Farmers Steve and Bernadette Howard, along with their ten-year-old daughter Isis, are represented as three oxen that give this farm its name. Their family farm is based on the fundamental philosophy of interconnectedness, and they treat their land as an ecosystem to be nurtured. Steve and Bernadette’s mission at Three Ox is not only to grow delicious and healthy foods for their community to enjoy, but also to improve and care for this ecosystem at every level—from the microbes in the soil to the native trees they’ve planted.

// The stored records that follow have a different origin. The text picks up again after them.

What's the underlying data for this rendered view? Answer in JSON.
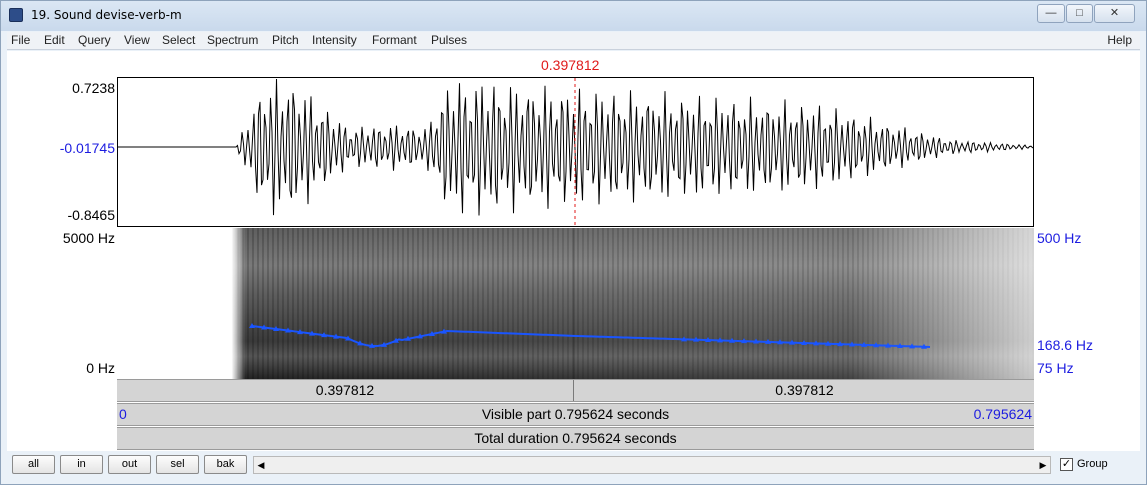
{
  "window": {
    "title": "19. Sound devise-verb-m",
    "controls": {
      "minimize": "—",
      "maximize": "□",
      "close": "✕"
    }
  },
  "menu": {
    "items": [
      "File",
      "Edit",
      "Query",
      "View",
      "Select",
      "Spectrum",
      "Pitch",
      "Intensity",
      "Formant",
      "Pulses"
    ],
    "help": "Help"
  },
  "cursor": {
    "time": "0.397812",
    "color": "#e01a1a"
  },
  "waveform": {
    "max_label": "0.7238",
    "cursor_value_label": "-0.01745",
    "min_label": "-0.8465"
  },
  "spectrogram": {
    "top_freq_label": "5000 Hz",
    "bottom_freq_label": "0 Hz",
    "pitch_top_label": "500 Hz",
    "pitch_value_label": "168.6 Hz",
    "pitch_bottom_label": "75 Hz",
    "pitch_color": "#1a55ff"
  },
  "time_bars": {
    "left_segment": "0.397812",
    "right_segment": "0.397812",
    "visible_start": "0",
    "visible_text": "Visible part 0.795624 seconds",
    "visible_end": "0.795624",
    "total_text": "Total duration 0.795624 seconds"
  },
  "toolbar": {
    "buttons": [
      "all",
      "in",
      "out",
      "sel",
      "bak"
    ],
    "scroll_left": "◀",
    "scroll_right": "▶",
    "group_label": "Group",
    "group_checked": "✓"
  },
  "colors": {
    "label_blue": "#1c1ce0",
    "cursor_red": "#e01a1a"
  }
}
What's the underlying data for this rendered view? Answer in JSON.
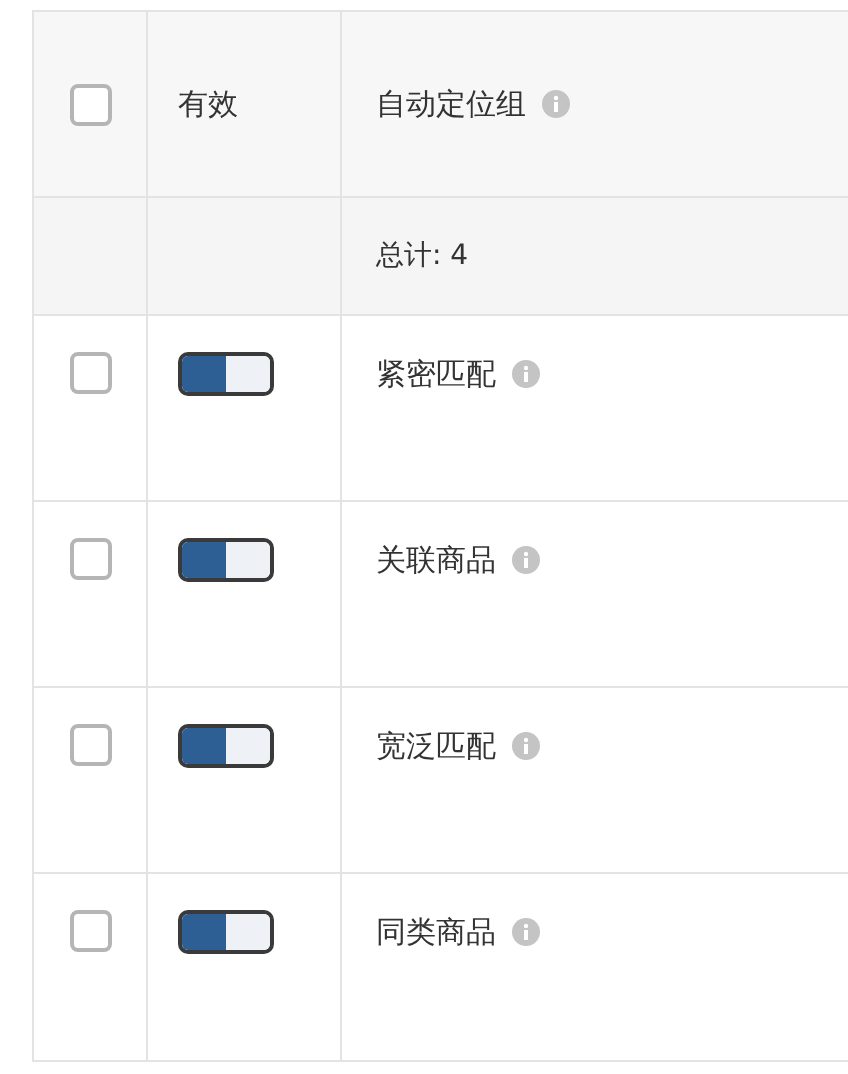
{
  "table": {
    "header": {
      "select_all_checked": false,
      "columns": [
        "有效",
        "自动定位组"
      ]
    },
    "total_row": {
      "label": "总计: 4"
    },
    "rows": [
      {
        "checked": false,
        "enabled": true,
        "group": "紧密匹配"
      },
      {
        "checked": false,
        "enabled": true,
        "group": "关联商品"
      },
      {
        "checked": false,
        "enabled": true,
        "group": "宽泛匹配"
      },
      {
        "checked": false,
        "enabled": true,
        "group": "同类商品"
      }
    ]
  }
}
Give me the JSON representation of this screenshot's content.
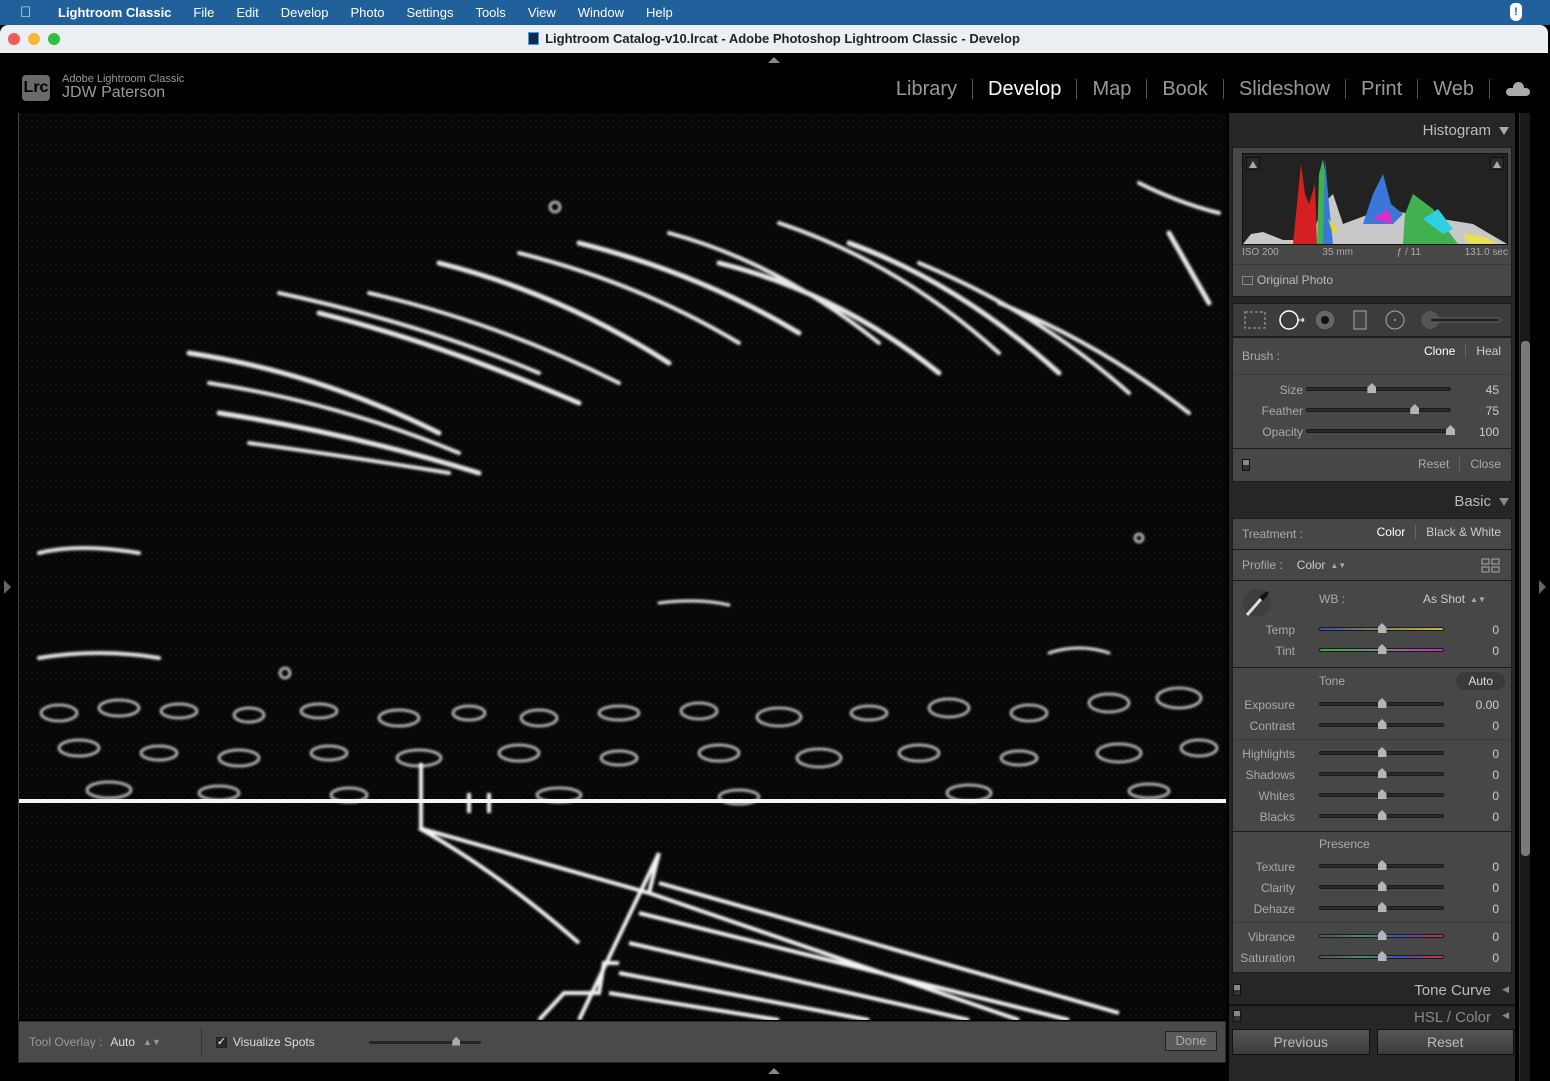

Steve and Bernadette achieve their mission by focusing on soil quality, preserving and creating animal habitat, and never using toxic chemical pesticides. Soil is built up through the addition of compost made on the farm—closing the loop so that plant waste is recycled to provide next season’s crops with healthy soil rich in organic matter. Neighboring horses and Three Ox’s own laying hens add manure to the mix. Hedgerows, nesting boxes, and a native plant insectory provide habitat for birds and beneficial insects, and lots of flowering plants attract pollinators. Isis lends her knack for entomology to helping her parents out with pest management—she identifies insects and studies up on the best habitats for attracting beneficials.
Lest you worry that amphibians were left out of the picture, groundwater swales are home to frogs and other amphibious friends. Steve and Bernadette have been careful to preserve habitat along their creek, planting native trees but keeping the crops well off of the riparian corridor. The luscious fruits and vegetables growing at Three Ox are just one element of the united ecosystem that inspires these farmers.
As Steve will tell you, farming has always been in his and Bernadette’s blood. For both of them, the introduction to farming can be traced back to their grandparents who gardened at home after immigrating to America. Steve’s grandparents came from the Portugal and Madeira Island, while Bernadette’s hailed from Spain and the Philippines. They both grew up watching food grown in their grandparents’ yards, and it kindled a connection to the land and to agriculture that is now fully realized at Three Ox Farm.
Twenty years ago, when Steve and Bernadette first purchased the land that is now the farm, it was five acres of six-foot high thistles. Over years they slowly transformed it, planting 250 trees and twice that many shrubs.
It was just four years ago that they decided they couldn’t wait any longer to put the land into agricultural production. They spent two and half years establishing the farm’s infrastructure—the fences, fruit trees, and animal habitats. Steve used his experience managing large-scale industrial facilities to take on farms’ many construction projects, emphasizing reused materials. Bernadette, having supplemented her years in her grandparents’ garden with University of California coursework in sustainable agriculture and permaculture, developed the farms’ artistic vision. She’s the reason you won’t find a lot of right angles in beds at Three Ox Farms. As for what’s growing in those beds, it’s pretty much a little bit of everything.
Steve, Bernadette, and Isis have also found that it’s wonderful to be a part of a thriving community of farmers and neighbors who support them. They’ve engaged with non-profit organizations like CAFF, Sonoma County Herb Exchange, and Occidental Arts and Ecology Center, furthering their role as stewards of the land who make connections between agriculture and ecology. They’ve known their customers since they first started selling at the farmers’ market last year, and by the end of this August they’ll distribute their first CSA share to half a dozen neighbors. These three oxen are looking forward to a future of expanding both the community of plants and animals on their farm, and the community of people who support them and love their products.
By Logan R. Harris